The Dallas Cowboys have been toothless without Ezekiel Elliott. Why can’t Dak Prescott get a good connection going with Dez Bryant?
After the 2016 season, there was so much optimism surrounding the Dak Prescott to Dez Bryant connection. In their first 13 full games together, Prescott and Bryant connected 59 times for 928 yards and 10 touchdowns. But this year, the two are struggling mightily to get on the same page. In 11 games this season, Bryant has just 53 receptions on 102 targets. He’s averaging just 10.9 yards per receptions and has only four touchdowns.
What is causing the inefficiency between the two? Is Bryant declining? Is he not creating enough separation? That seems to be the most common narrative as of late. However, the NFL’s Next Gen Stats have sort of debunked that myth. In 2016, Bryant averaged just 1.8 yards of separation per target, which was the second-fewest in the league.
But in 2017, Bryant is averaging 2.4 yards of separation per target, which is more than some of the other elite receivers in the league, such as Julio Jones, DeAndre Hopkins, and T.Y. Hilton. He is creating separation (on the routes he needs to) and he is the same explosive athlete that we saw in the playoffs in 2016. While leg injuries may have limited him some, his athleticism isn’t a problem. He’s more than capable of winning against No.1 cornerbacks in the NFL.
However, Bryant isn’t blameless. According to Pro Football Focus, Bryant has seven drops on 60 catchable passes this season. He has the fourth-most drops in the league this season and a drop rate of 11.67. In 2016, he had just two drops on 52 catchable passes. That is something that he needs to correct.

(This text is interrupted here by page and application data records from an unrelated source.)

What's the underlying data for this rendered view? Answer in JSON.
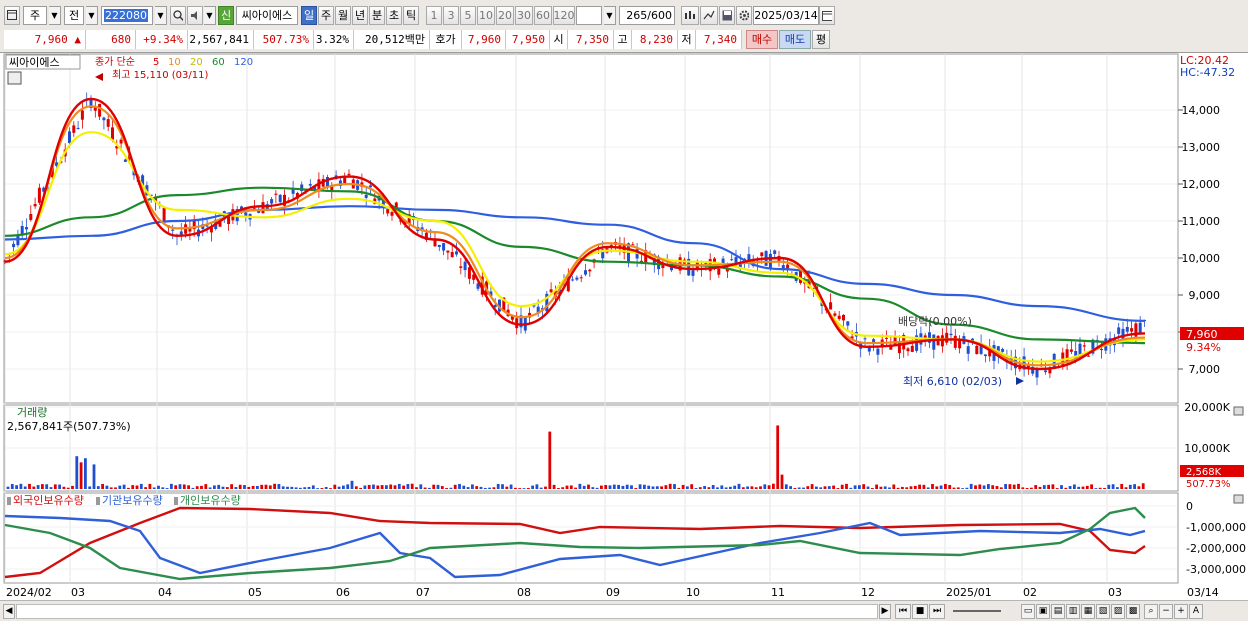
{
  "toolbar": {
    "type_label": "주",
    "prev_label": "전",
    "code": "222080",
    "badge_new": "신",
    "stock_name": "씨아이에스",
    "periods": [
      "일",
      "주",
      "월",
      "년",
      "분",
      "초",
      "틱"
    ],
    "active_period": "일",
    "intervals": [
      "1",
      "3",
      "5",
      "10",
      "20",
      "30",
      "60",
      "120"
    ],
    "count": "265",
    "count_total": "/600",
    "date": "2025/03/14"
  },
  "quote": {
    "price": "7,960",
    "arrow": "▲",
    "change": "680",
    "change_pct": "+9.34%",
    "volume": "2,567,841",
    "volume_pct": "507.73%",
    "turnover_pct": "3.32%",
    "amount": "20,512백만",
    "ask_label": "호가",
    "ask": "7,960",
    "bid": "7,950",
    "open_label": "시",
    "open": "7,350",
    "high_label": "고",
    "high": "8,230",
    "low_label": "저",
    "low": "7,340",
    "buy_label": "매수",
    "sell_label": "매도",
    "avg_label": "평"
  },
  "price_panel": {
    "name": "씨아이에스",
    "ma_label": "종가 단순",
    "ma_periods": [
      "5",
      "10",
      "20",
      "60",
      "120"
    ],
    "high_note": "최고 15,110 (03/11)",
    "low_note": "최저 6,610 (02/03)",
    "dividend_note": "배당락(0.00%)",
    "lc": "LC:20.42",
    "hc": "HC:-47.32",
    "y_ticks": [
      "14,000",
      "13,000",
      "12,000",
      "11,000",
      "10,000",
      "9,000",
      "8,000",
      "7,000"
    ],
    "last_price": "7,960",
    "last_pct": "9.34%"
  },
  "volume_panel": {
    "title": "거래량",
    "value": "2,567,841주(507.73%)",
    "y_ticks": [
      "20,000K",
      "10,000K"
    ],
    "last_value": "2,568K",
    "last_pct": "507.73%"
  },
  "holding_panel": {
    "legend": [
      "외국인보유수량",
      "기관보유수량",
      "개인보유수량"
    ],
    "y_ticks": [
      "0",
      "-1,000,000",
      "-2,000,000",
      "-3,000,000"
    ]
  },
  "x_axis": [
    "2024/02",
    "03",
    "04",
    "05",
    "06",
    "07",
    "08",
    "09",
    "10",
    "11",
    "12",
    "2025/01",
    "02",
    "03",
    "03/14"
  ],
  "colors": {
    "ma5": "#e00000",
    "ma10": "#f08a1c",
    "ma20": "#f4f000",
    "ma60": "#1a8a2a",
    "ma120": "#2f5fe0",
    "up": "#e00000",
    "down": "#1f4fd0",
    "foreign": "#d01010",
    "institution": "#3060d8",
    "individual": "#2d8c4e"
  },
  "chart_data": {
    "type": "line",
    "title": "씨아이에스",
    "x": [
      "2024/02",
      "03",
      "04",
      "05",
      "06",
      "07",
      "08",
      "09",
      "10",
      "11",
      "12",
      "2025/01",
      "02",
      "03"
    ],
    "series": [
      {
        "name": "5",
        "values": [
          9900,
          14300,
          10600,
          11400,
          12200,
          10500,
          8200,
          10300,
          9700,
          10000,
          7600,
          7800,
          7000,
          7960
        ]
      },
      {
        "name": "10",
        "values": [
          10000,
          14100,
          10800,
          11300,
          12000,
          10700,
          8400,
          10400,
          9800,
          9900,
          7700,
          7800,
          7100,
          7850
        ]
      },
      {
        "name": "20",
        "values": [
          10100,
          13400,
          11300,
          11100,
          11600,
          11000,
          8700,
          10200,
          9900,
          9600,
          7900,
          7800,
          7200,
          7800
        ]
      },
      {
        "name": "60",
        "values": [
          10600,
          11100,
          11700,
          11900,
          11800,
          11000,
          10300,
          9900,
          9800,
          9500,
          8900,
          8200,
          7800,
          7700
        ]
      },
      {
        "name": "120",
        "values": [
          10500,
          10600,
          11000,
          11300,
          11400,
          11300,
          11100,
          10900,
          10400,
          9700,
          9300,
          9000,
          8700,
          8300
        ]
      }
    ],
    "ylim": [
      6500,
      15500
    ]
  }
}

While people will focus on the drop number (which is fair), the more concerning number is the number of catchable targets. Prescott has thrown 42 passes this season to Bryant that have been deemed “uncatchable”, according to Pro Football Focus. That’s far too many. What’s causing the high number of uncatchable passes? It isn’t Bryant’s lack of separation in his route running, but it’s Dak Prescott’s inaccuracy.

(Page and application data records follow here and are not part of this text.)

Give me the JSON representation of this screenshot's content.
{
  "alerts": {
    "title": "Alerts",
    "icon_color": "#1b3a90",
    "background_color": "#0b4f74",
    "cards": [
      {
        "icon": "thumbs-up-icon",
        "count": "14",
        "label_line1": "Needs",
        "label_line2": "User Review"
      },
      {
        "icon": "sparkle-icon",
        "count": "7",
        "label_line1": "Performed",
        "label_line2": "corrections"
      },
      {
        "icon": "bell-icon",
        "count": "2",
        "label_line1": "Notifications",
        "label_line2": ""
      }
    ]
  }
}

The Los Angeles Chargers game was the perfect example of the disconnect going on between Prescott and Bryant. The Cowboys don’t do a lot to scheme Bryant open. For the most part, Bryant lines up on the outside every snap and runs the same type of routes. Often, Bryant will get criticized from the national media for not running “good” routes or having a limited route tree, but in his defense, that is just his role in the Cowboys’ offense.
Teams and defenders know the routes Bryant is going to run, but it’s up to Prescott and Bryant to execute well enough to beat the coverage. This forces Prescott to be highly accurate and throw with anticipation. Unfortunately, that can be his weakness at times.